On September 27-28, 2015 the Earth passed between the sun and the moon…all three lining up perfectly. The earth’s shadow fell across the moon causing a Lunar Eclipse. This isn’t particularly rare, eclipses of varying degrees (penumbral, partial, or total) happen almost every year and can be calculated and predicted decades in advance, however this year garnered much attention as a few things came together: Not only was it a total eclipse, it was a Super Moon, meaning physically a little closer to Earth than other full moons this year, it was also a Harvest Moon, the first full moon after the Northern Hemispheres autumnal equinox, and finally it was the last eclipse of a tetrad of lunar eclipses – 4 lunar eclipses each 6 months apart…Pretty amazing!

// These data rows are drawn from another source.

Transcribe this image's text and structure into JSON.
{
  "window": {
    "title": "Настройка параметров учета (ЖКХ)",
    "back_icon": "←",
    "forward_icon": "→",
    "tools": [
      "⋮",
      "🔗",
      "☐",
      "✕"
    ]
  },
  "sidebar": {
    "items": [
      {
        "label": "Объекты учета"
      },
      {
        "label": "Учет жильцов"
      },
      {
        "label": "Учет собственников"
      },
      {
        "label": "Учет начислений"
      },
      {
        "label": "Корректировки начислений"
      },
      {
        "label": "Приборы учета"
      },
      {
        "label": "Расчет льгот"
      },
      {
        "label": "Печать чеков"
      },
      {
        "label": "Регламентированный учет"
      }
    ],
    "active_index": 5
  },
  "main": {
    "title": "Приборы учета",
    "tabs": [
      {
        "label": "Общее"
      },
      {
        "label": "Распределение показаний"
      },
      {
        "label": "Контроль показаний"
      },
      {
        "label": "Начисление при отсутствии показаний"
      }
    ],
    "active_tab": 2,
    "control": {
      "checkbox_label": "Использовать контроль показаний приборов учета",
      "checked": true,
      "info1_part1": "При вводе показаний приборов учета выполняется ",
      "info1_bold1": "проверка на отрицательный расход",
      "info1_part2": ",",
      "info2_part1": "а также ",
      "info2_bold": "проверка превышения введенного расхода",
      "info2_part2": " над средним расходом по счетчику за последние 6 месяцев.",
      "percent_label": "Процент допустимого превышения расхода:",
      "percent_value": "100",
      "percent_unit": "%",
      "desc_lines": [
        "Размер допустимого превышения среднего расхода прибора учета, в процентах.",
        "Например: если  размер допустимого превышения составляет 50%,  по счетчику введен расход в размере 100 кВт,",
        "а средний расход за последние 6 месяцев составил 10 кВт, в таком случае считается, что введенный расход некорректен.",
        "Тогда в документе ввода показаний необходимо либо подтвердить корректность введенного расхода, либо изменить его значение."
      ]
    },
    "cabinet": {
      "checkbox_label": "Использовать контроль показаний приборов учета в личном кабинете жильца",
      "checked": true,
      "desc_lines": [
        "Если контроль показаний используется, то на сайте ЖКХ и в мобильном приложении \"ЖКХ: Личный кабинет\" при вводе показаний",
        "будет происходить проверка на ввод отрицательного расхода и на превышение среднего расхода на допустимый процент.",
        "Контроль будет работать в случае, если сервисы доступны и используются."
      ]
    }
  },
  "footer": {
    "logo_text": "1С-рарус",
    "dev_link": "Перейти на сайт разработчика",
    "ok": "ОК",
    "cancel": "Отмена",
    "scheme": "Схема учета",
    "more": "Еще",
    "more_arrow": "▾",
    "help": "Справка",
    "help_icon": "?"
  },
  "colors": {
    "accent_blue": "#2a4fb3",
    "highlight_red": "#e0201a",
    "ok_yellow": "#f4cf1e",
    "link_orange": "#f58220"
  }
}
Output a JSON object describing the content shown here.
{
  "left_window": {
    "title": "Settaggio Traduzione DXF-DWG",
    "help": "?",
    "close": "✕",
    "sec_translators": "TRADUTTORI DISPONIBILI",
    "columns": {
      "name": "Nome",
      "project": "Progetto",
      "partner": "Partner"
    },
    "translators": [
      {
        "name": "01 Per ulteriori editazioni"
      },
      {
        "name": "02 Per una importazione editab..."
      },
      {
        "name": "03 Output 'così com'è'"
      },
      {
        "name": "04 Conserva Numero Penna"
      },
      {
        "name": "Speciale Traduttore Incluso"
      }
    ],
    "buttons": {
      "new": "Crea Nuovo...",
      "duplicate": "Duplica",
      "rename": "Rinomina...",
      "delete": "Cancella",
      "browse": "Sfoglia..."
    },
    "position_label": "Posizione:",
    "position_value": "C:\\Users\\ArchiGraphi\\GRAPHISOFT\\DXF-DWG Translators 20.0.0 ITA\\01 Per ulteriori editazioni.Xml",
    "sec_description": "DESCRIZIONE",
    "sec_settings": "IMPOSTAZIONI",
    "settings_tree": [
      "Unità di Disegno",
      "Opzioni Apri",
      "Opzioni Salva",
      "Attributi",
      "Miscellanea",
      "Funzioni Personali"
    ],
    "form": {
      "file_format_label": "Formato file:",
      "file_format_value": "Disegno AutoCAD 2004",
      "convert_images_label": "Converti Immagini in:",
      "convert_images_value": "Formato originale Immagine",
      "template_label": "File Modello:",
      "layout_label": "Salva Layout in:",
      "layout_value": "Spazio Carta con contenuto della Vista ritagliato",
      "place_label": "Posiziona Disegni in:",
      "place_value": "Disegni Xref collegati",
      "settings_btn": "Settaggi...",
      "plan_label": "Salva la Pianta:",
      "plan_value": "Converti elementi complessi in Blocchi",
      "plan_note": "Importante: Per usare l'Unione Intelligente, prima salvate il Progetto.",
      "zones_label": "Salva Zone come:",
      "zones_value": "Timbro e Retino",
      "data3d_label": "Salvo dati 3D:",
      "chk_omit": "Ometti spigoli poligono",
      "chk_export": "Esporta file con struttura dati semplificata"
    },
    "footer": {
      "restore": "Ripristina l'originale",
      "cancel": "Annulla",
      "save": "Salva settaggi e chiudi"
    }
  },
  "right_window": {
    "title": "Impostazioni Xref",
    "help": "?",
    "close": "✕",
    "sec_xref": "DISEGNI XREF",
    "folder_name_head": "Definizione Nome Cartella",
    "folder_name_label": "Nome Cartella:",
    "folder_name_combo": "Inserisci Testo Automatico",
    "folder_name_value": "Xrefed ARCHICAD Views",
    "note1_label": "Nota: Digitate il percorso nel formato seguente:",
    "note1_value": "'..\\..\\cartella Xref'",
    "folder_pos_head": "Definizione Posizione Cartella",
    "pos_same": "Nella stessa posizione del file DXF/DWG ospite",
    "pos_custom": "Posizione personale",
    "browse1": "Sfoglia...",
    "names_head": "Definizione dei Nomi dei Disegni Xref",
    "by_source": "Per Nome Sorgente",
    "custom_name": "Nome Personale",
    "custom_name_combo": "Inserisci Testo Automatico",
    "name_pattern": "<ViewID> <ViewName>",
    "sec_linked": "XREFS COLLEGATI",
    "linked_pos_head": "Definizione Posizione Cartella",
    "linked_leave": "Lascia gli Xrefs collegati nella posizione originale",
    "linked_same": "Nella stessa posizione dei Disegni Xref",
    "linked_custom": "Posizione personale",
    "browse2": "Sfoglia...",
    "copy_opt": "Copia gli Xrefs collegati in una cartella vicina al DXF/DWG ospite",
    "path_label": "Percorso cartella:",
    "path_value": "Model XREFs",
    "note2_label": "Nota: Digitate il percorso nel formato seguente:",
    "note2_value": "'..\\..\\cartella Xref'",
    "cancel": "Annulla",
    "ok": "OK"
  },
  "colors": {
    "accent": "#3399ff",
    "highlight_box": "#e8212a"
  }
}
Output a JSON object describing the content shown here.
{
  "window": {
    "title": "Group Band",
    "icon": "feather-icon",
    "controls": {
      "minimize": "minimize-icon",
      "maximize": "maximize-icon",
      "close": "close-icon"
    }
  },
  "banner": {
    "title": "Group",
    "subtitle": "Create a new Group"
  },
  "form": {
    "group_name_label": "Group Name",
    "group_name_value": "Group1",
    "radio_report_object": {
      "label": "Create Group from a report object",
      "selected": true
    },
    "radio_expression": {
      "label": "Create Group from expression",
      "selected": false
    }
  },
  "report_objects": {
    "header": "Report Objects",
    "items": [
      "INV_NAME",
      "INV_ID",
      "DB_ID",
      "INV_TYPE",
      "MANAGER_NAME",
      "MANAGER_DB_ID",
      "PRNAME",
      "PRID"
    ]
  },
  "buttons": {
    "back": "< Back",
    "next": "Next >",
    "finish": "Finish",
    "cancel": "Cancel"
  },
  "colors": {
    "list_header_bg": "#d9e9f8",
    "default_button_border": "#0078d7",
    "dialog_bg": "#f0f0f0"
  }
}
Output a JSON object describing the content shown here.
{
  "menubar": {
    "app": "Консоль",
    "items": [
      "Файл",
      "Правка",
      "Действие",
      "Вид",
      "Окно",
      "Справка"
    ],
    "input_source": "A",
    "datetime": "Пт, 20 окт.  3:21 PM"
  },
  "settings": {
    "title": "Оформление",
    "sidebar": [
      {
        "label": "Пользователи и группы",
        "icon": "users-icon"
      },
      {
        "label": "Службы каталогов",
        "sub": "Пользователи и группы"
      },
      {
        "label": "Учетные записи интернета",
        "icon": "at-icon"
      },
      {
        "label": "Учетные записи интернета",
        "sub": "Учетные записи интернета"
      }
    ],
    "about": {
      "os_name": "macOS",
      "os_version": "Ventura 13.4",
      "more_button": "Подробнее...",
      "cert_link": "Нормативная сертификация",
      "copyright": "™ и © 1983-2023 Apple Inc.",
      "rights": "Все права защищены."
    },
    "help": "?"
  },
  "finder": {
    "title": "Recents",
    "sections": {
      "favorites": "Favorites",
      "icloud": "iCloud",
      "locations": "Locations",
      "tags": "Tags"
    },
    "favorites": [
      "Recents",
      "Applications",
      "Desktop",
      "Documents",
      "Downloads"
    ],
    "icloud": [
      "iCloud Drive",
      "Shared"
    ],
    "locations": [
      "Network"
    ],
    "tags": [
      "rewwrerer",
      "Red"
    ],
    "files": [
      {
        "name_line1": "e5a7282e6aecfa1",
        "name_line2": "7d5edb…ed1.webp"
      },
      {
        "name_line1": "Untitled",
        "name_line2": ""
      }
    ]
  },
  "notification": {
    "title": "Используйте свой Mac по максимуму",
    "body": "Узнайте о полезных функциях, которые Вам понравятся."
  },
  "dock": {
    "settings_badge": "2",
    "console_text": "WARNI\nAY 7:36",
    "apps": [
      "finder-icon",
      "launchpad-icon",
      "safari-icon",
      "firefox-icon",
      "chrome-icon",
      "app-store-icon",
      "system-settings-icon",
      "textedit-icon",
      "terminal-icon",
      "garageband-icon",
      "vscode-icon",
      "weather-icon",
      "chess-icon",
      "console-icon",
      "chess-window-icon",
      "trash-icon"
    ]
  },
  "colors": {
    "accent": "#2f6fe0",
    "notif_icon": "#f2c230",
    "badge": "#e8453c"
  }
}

At Summit Station in Greenland we were front and center for the show. Unfortunately it was pretty stormy this weekend and no one was very optimistic of a good sighting. The sun set at 6:14pm. It was pretty dark with a low blanket of clouds and a fair bit of blowing snow in the 20kt winds. At 10:30pm however I glanced out the window and saw the clouds had cleared, revealing a full moon shining brightly above the blowing snow. I bundled up and headed outside. Everyone was still up – glancing out of windows or huddling near their cameras mounted on tripods. The earth’s shadow was clearly visible from the beginning and we watched as it crept further across the lunar disc. It was -15F without windchill. At 12:47am (2:47am UTC) the eclipse reached totality. The entire moon was in shadow and the more diffuse light bending around Earth bathed the full moon in its picturesque red glow.
Here is a series of photos I took here at Summit:
There are many beautiful photographs and lots of information on lunar eclipses out there, while we got a great view of the moon it was hard to stabilize the tripod in the gusty 20kt wind for a good shot of the stars.
For more information, and a great technical info-graphic, please check out NASA’s page at: http://eclipse.gsfc.nasa.gov/lunar.html
Earth and Sky has a nice page too: earthsky.org/tonight/
And Wikipedia has a great summary of the process and tables predicting eclipses – though this is Wikipedia, so take it with a grain of salt: https://en.wikipedia.org/wiki/September_2015_lunar_eclipse
Finally, IFL Science posted a timelapse of the eclipse here: http://on.fb.me/1QJpYjG
And finally a few photos I took this week, not eclipse related…